LONDON—Lucy Letby, a pediatric nurse for the U.K.’s state-run health system, was sentenced to life in prison Monday after she was found guilty of murdering seven babies and attempting to kill six more.
The grisly case has garnered widespread media coverage in Britain and raised serious questions about the crisis-hit National Health Service. During the trial, doctors who worked on the same ward as Letby said their warnings about the killer nurse were repeatedly ignored by management. The hospital in central England where Letby worked called the police nearly two years after the killings began and doctors had raised the alarm, allowing Letby to attack and kill more babies, prosecutors said.
Letby, 33 years old, was found guilty by a jury in Manchester last week after a 10-month trial. She was cleared of two other murders and the jury was unable to reach a verdict in the case of four more babies. All the deaths took place in the neonatal unit for premature babies.
“There was a deep malevolence, boarding on sadism in your actions,” Judge James Goss told the court in sentencing Letby to prison without parole, a sentence that is reserved for only the most heinous crimes in Britain’s legal system. Goss said Letby’s intelligence, qualifications and outward behavior as a conscientious nurse enabled her to repeatedly harm babies in the neonatal unit.
On Monday, tearful families of the victims told the court how their lives were torn apart by the attacks. “A part of us died with her,” the mother of one baby killed in October 2015 told the court, according to the BBC. Other parents described fighting chronic depression and suicidal thoughts. Parents of babies who survived said the babies were left severely disabled and needed constant care, the broadcaster reported.
The case has been another blow to Britain’s NHS, which provides free medical care and has long been a point of pride among most Britons. Budget restrictions, an aging population and the pandemic have sparked its biggest crisis since its founding shortly after World War II. A record 7.5 million people are waiting for routine treatment, emergency rooms are overwhelmed, and doctors and nurses have repeatedly gone on strike for higher wages.
The U.K. government has said it will carry out an independent investigation into the Letby case.
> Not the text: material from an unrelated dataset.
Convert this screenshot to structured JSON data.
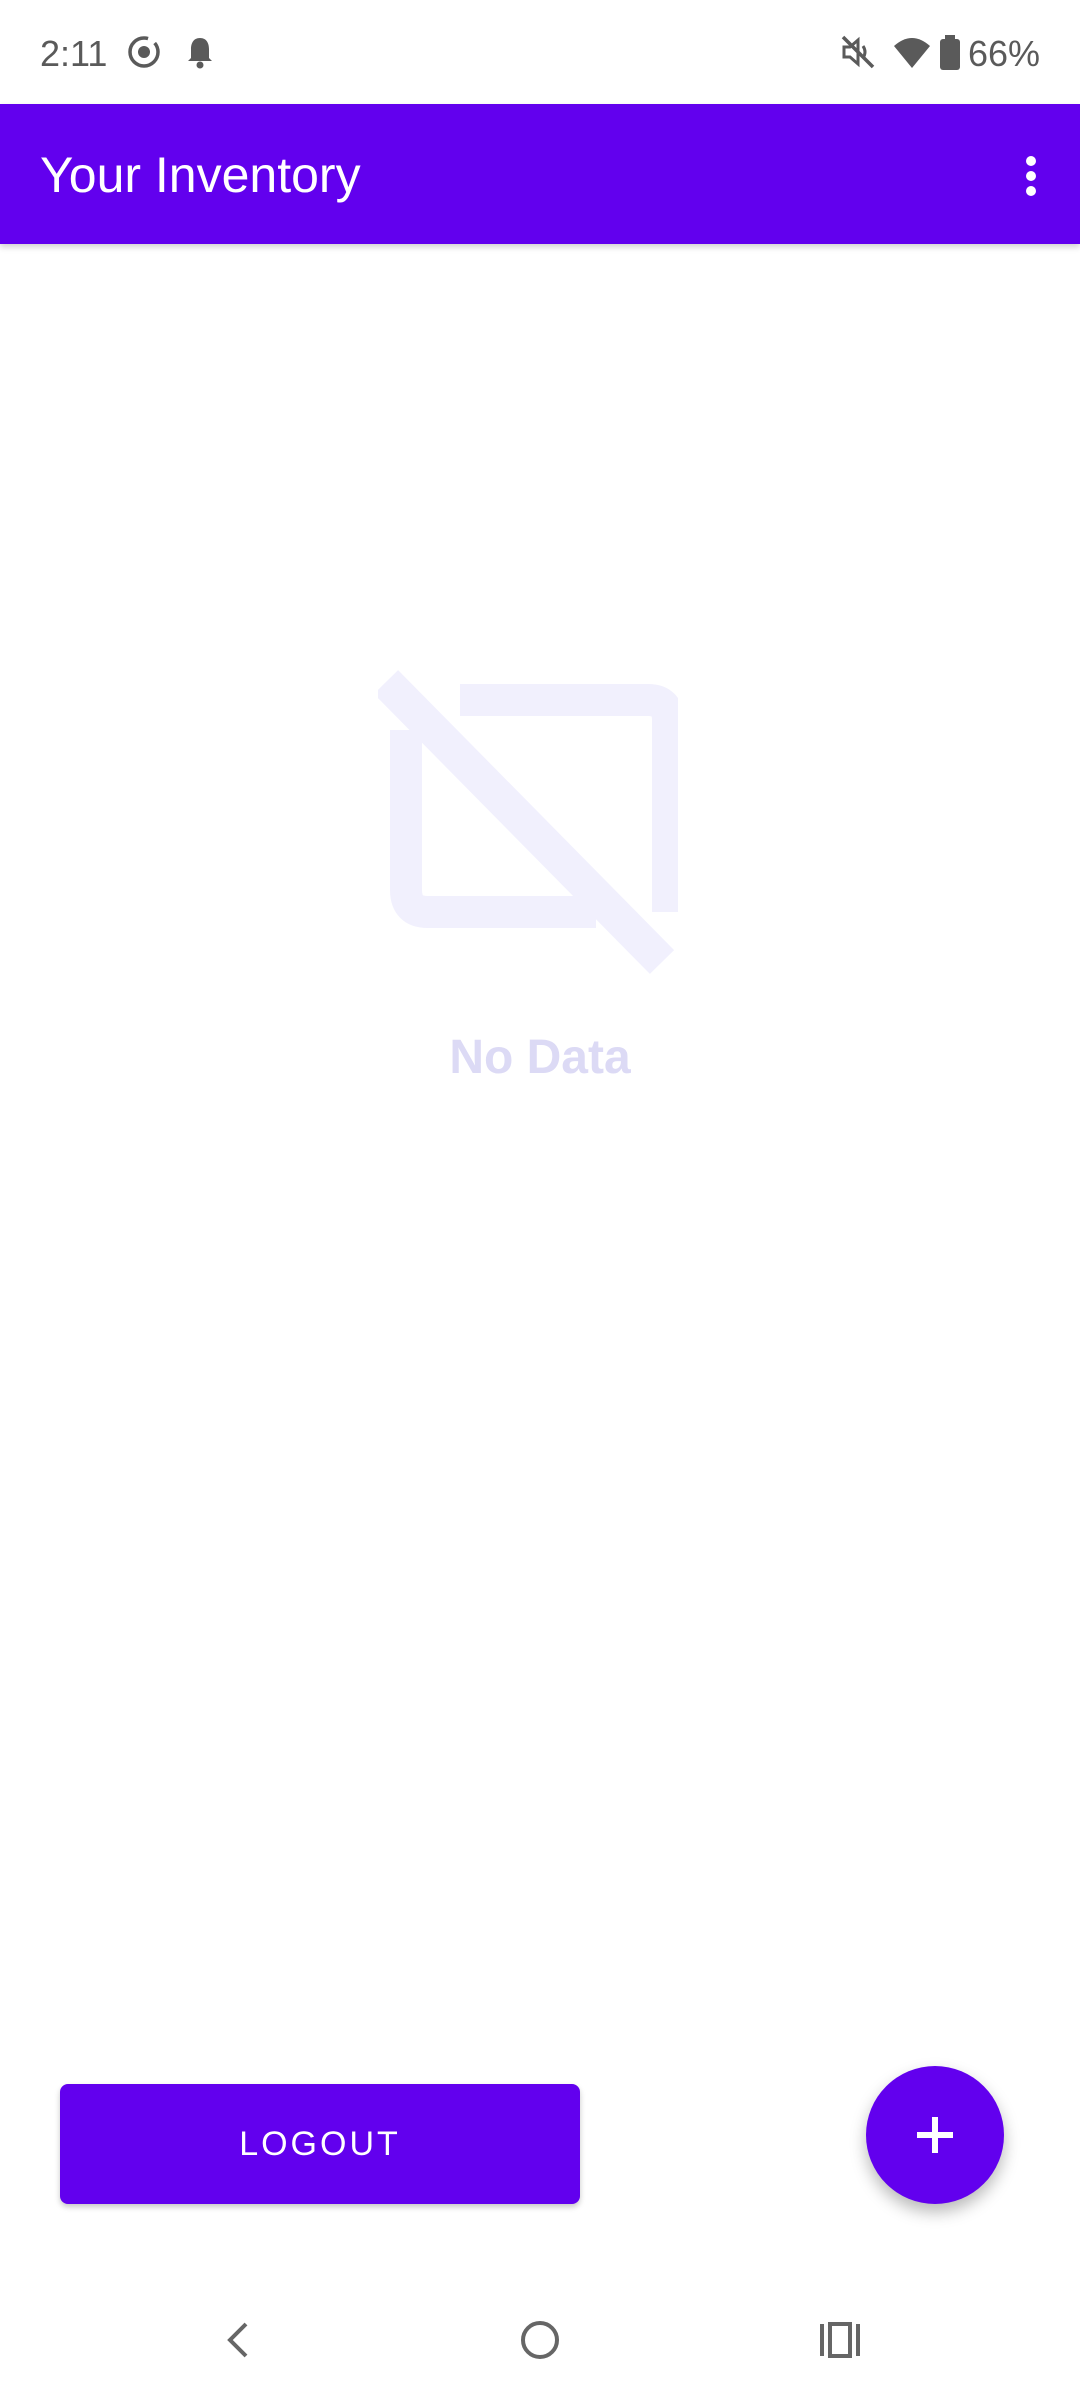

The NHS has said it would cooperate fully with the inquiry. “The NHS is fully committed to doing everything we can to prevent anything like this ever happening again,” it said, adding that colleagues across the health service were “shocked and sickened” to learn what Letby did.
The Countess of Chester Hospital, where the killings took place, said in a statement after Letby was found guilty that it had since made significant changes to its services, and told users they could have confidence in the care they would receive.